The Trophies of Empire (1985) (Keith Piper, 1985, Tape/Slide, transferred to digital, UK, 13 min)

the names have changed, including my own and truths have been altered (Onyeka Igwe, 2019, UK, 26 min)

Promised Lands (Emma Wolukau-Wanambwa, 2015-2018, Uganda, Austria, Germany, 20 min)


Onyeka Igwe 

Onyeka Igwe is an artist and researcher working between cinema and installation, born and based in London, UK. Through her work, Onyeka is animated by the question —  how do we live together? — with particular interest in the ways bodies, architecture and Othered ways of being and knowing can provide answers. She uses dance, voice, archives, narration and text to create structural ‘figure-of-eights’, a format that exposes a multiplicity of narratives. Onyeka’s video works have been screened at Artists’ Film Club: Black Radical Imagination, ICA, London, 2017; Dhaka Art Summit, Bangladesh, 2020, and at film festivals internationally.

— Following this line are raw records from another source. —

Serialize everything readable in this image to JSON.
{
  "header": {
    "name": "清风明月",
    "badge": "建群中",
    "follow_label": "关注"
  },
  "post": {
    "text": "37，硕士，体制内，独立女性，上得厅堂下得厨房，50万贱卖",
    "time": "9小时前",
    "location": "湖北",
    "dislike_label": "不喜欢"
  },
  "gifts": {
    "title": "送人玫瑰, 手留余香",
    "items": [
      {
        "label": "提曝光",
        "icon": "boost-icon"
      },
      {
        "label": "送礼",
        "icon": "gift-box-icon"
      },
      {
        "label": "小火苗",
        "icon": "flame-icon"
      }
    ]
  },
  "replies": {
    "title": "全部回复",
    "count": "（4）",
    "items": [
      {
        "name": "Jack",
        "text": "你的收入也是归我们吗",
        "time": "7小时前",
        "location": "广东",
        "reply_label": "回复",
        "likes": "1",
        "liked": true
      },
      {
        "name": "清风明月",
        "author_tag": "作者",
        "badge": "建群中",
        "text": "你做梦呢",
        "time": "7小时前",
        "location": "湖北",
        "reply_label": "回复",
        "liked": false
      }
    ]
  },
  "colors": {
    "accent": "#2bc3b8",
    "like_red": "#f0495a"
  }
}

Bimbola Akinbola 

Working at the intersection of performance, visual culture, and literature, Bimbola Akinbola’s scholarly and creative work is concerned with conceptions of belonging and queer worldmaking in African diasporic cultural production. In addition to her scholarly work, Akinbola is a practicing visual artist and has worked on a number of performance-based projects exploring Blackness, memory, and erasure in collaboration with dance companies, universities, and independent choreographers across the U.S. 

The films in “The Loose Ends of Empire" appear courtesy of LUX and artist Keith Piper.

Co-presented by The Block Museum of Art with support from the Alice Kaplan Institute for the Humanities, the Department of Radio/Television/Film, Screen Cultures Program, Gender & Sexuality Studies Program, and the Department of Performance Studies at Northwestern University.

Contact The Block Museum of Art for more information: (847) 491-4000 or email us at